WORK ITEM
From the entries below, return every line that includes the word "Image".

● ● ● ● ● ● ●

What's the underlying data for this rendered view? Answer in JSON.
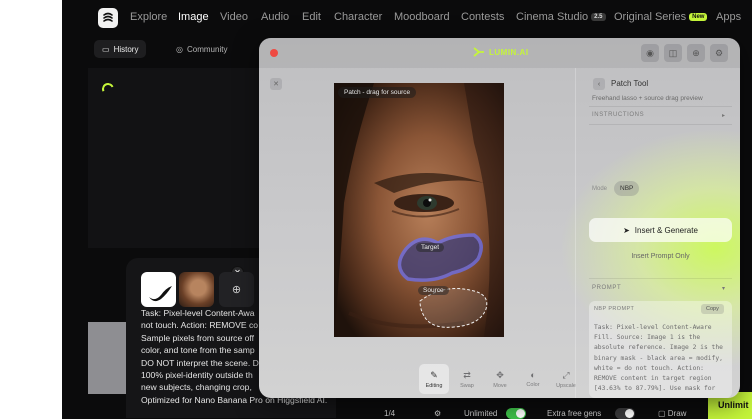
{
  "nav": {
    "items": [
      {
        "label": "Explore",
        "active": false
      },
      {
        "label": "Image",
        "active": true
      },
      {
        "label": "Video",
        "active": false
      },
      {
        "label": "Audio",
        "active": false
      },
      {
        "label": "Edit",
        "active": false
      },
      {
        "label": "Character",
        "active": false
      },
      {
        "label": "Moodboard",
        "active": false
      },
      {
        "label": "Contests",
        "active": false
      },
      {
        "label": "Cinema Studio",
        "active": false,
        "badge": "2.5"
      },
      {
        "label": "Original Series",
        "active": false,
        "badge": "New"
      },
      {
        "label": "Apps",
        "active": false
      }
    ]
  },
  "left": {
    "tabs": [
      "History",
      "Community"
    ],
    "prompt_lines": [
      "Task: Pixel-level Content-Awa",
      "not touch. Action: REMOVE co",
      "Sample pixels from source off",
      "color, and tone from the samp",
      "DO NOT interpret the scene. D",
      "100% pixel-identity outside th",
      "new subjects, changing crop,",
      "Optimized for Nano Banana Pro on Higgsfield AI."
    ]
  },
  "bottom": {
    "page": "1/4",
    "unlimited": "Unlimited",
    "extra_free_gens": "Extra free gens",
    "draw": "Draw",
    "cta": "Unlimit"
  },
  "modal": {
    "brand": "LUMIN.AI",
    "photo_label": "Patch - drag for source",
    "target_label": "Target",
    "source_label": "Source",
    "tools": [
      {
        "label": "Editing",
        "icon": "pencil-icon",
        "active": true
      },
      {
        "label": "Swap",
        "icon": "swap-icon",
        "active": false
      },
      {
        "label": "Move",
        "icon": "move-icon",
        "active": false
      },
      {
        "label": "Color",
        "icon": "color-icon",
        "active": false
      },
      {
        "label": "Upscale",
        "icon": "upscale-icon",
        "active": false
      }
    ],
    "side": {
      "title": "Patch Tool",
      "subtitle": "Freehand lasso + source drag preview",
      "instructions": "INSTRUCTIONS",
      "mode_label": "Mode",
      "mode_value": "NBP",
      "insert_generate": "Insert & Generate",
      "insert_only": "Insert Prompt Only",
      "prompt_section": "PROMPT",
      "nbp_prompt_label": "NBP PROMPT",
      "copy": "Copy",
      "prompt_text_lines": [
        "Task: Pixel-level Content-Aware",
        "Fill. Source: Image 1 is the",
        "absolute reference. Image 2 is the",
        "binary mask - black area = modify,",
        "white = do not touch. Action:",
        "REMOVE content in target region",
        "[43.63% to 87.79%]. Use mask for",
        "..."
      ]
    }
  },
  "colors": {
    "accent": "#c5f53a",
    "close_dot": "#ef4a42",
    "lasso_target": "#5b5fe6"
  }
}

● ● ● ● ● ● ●

OUTPUT FOR THIS EXERCISE
        "label": "Image",
        "Fill. Source: Image 1 is the",
        "absolute reference. Image 2 is the",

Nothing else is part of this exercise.